Effect of mifepristone on folliculogenesis in women treated with recombinant FSH

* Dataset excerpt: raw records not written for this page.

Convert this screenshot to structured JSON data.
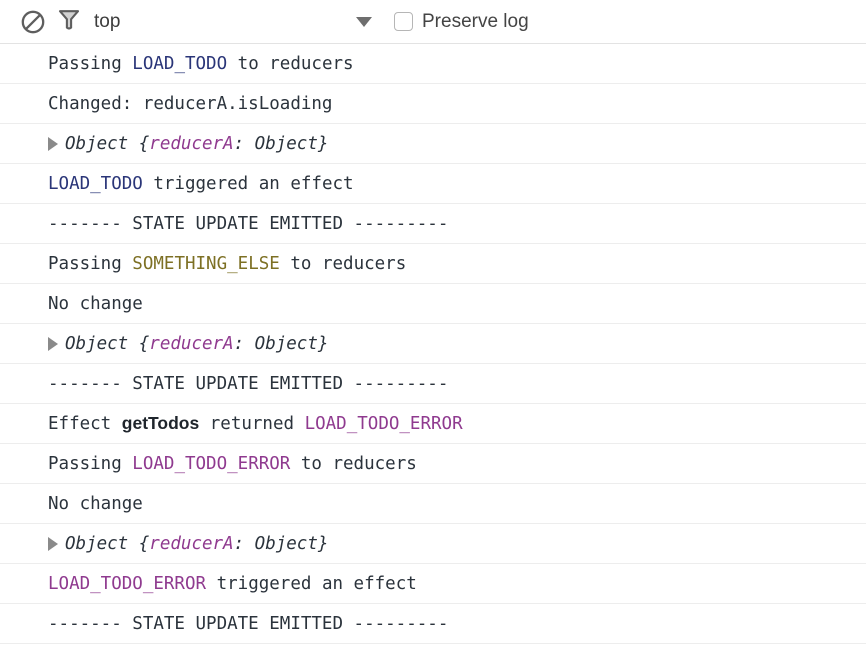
{
  "toolbar": {
    "clear_console": {
      "icon": "ban-circle-icon",
      "title": "Clear console"
    },
    "filter": {
      "icon": "filter-funnel-icon",
      "title": "Filter"
    },
    "context_selector": {
      "value": "top",
      "icon": "chevron-down-icon",
      "options": [
        "top"
      ]
    },
    "preserve_log": {
      "label": "Preserve log",
      "checked": false
    }
  },
  "colors": {
    "action_blue": "#2a3578",
    "action_olive": "#7d7024",
    "action_purple": "#8f3a8f",
    "text": "#2b333c",
    "row_border": "#ededed",
    "toolbar_border": "#e3e3e3",
    "background": "#ffffff"
  },
  "console": {
    "rows": [
      {
        "type": "text",
        "tokens": [
          {
            "text": "Passing ",
            "style": "plain"
          },
          {
            "text": "LOAD_TODO",
            "style": "blue"
          },
          {
            "text": " to reducers",
            "style": "plain"
          }
        ]
      },
      {
        "type": "text",
        "tokens": [
          {
            "text": "Changed: reducerA.isLoading",
            "style": "plain"
          }
        ]
      },
      {
        "type": "object",
        "tokens": [
          {
            "text": "Object {",
            "style": "plain italic"
          },
          {
            "text": "reducerA",
            "style": "purple italic"
          },
          {
            "text": ": Object}",
            "style": "plain italic"
          }
        ]
      },
      {
        "type": "text",
        "tokens": [
          {
            "text": "LOAD_TODO",
            "style": "blue"
          },
          {
            "text": " triggered an effect",
            "style": "plain"
          }
        ]
      },
      {
        "type": "text",
        "tokens": [
          {
            "text": "------- STATE UPDATE EMITTED ---------",
            "style": "plain"
          }
        ]
      },
      {
        "type": "text",
        "tokens": [
          {
            "text": "Passing ",
            "style": "plain"
          },
          {
            "text": "SOMETHING_ELSE",
            "style": "olive"
          },
          {
            "text": " to reducers",
            "style": "plain"
          }
        ]
      },
      {
        "type": "text",
        "tokens": [
          {
            "text": "No change",
            "style": "plain"
          }
        ]
      },
      {
        "type": "object",
        "tokens": [
          {
            "text": "Object {",
            "style": "plain italic"
          },
          {
            "text": "reducerA",
            "style": "purple italic"
          },
          {
            "text": ": Object}",
            "style": "plain italic"
          }
        ]
      },
      {
        "type": "text",
        "tokens": [
          {
            "text": "------- STATE UPDATE EMITTED ---------",
            "style": "plain"
          }
        ]
      },
      {
        "type": "text",
        "tokens": [
          {
            "text": "Effect ",
            "style": "plain"
          },
          {
            "text": "getTodos",
            "style": "bold-sans"
          },
          {
            "text": " returned ",
            "style": "plain"
          },
          {
            "text": "LOAD_TODO_ERROR",
            "style": "purple"
          }
        ]
      },
      {
        "type": "text",
        "tokens": [
          {
            "text": "Passing ",
            "style": "plain"
          },
          {
            "text": "LOAD_TODO_ERROR",
            "style": "purple"
          },
          {
            "text": " to reducers",
            "style": "plain"
          }
        ]
      },
      {
        "type": "text",
        "tokens": [
          {
            "text": "No change",
            "style": "plain"
          }
        ]
      },
      {
        "type": "object",
        "tokens": [
          {
            "text": "Object {",
            "style": "plain italic"
          },
          {
            "text": "reducerA",
            "style": "purple italic"
          },
          {
            "text": ": Object}",
            "style": "plain italic"
          }
        ]
      },
      {
        "type": "text",
        "tokens": [
          {
            "text": "LOAD_TODO_ERROR",
            "style": "purple"
          },
          {
            "text": " triggered an effect",
            "style": "plain"
          }
        ]
      },
      {
        "type": "text",
        "tokens": [
          {
            "text": "------- STATE UPDATE EMITTED ---------",
            "style": "plain"
          }
        ]
      }
    ]
  }
}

Objective: To study the mechanism through which mifepristone interrupts folliculogenesis. Design: Normally ovulating women undergoing donor intrauterine insemination (IUI) treatment were investigated during two menstrual cycles treated with gonadotrophins. In the first cycle (FSH cycle), the women were given 150 IU recombinant FSH (rFSH) s.c. on days 2, 4, 6, 8 and daily thereafter until the administration of hCG. During the second cycle (FSH + mifepristone cycle), the women received rFSH as above plus mifepristone tablets at a dose of 50 mg/day from cycle day 2 until the hCG injection, IUI was performed only in the FSH cycles. Patients: Eleven normally ovulating women were studied. The women were used as their own controls during the cycle treated with rFSH only. Results: Two women became pregnant during the FSH cycle and, therefore, data for comparison between the two cycles were available in nine women, In both cycles, only one follicle reached the preovulatory stage, However, during treatment with FSH + mifepristone the growth of the dominant follicle was temporarily arrested after day 8 of the cycle and ovulation was postponed by 2 days on average. Serum FSH values increased significantly in both cycles only during the daily administration of rFSH, i.e. towards the end of the experimental period when a normal growth of the follicle was re established. On the day of hCG injection, an endogenous LH surge had already started in six of the nine cycles treated with FSH (67%) but in none of the FSH + mifepristone cycles despite the preovulatory oestradiol (E2) levels, Endometrial thickness during the follicular phase and serum E2 and progesterone concentrations during the luteal phase, although in the normal limits, were significantly lower in the FSH + mifepristone than in the FSH cycles. Conclusions: These results suggest that mifepristone arrests follicular development at a stage beyond the recruitment-selection point by delaying the growth of the dominant follicle. This is probably achieved through an effect of mifepristone on the ovary where it reduces the sensitivity of the selected follicle to FSH. Mifepristone may have a potential application for the inhibition of the LH surge in superovulation induction programmes.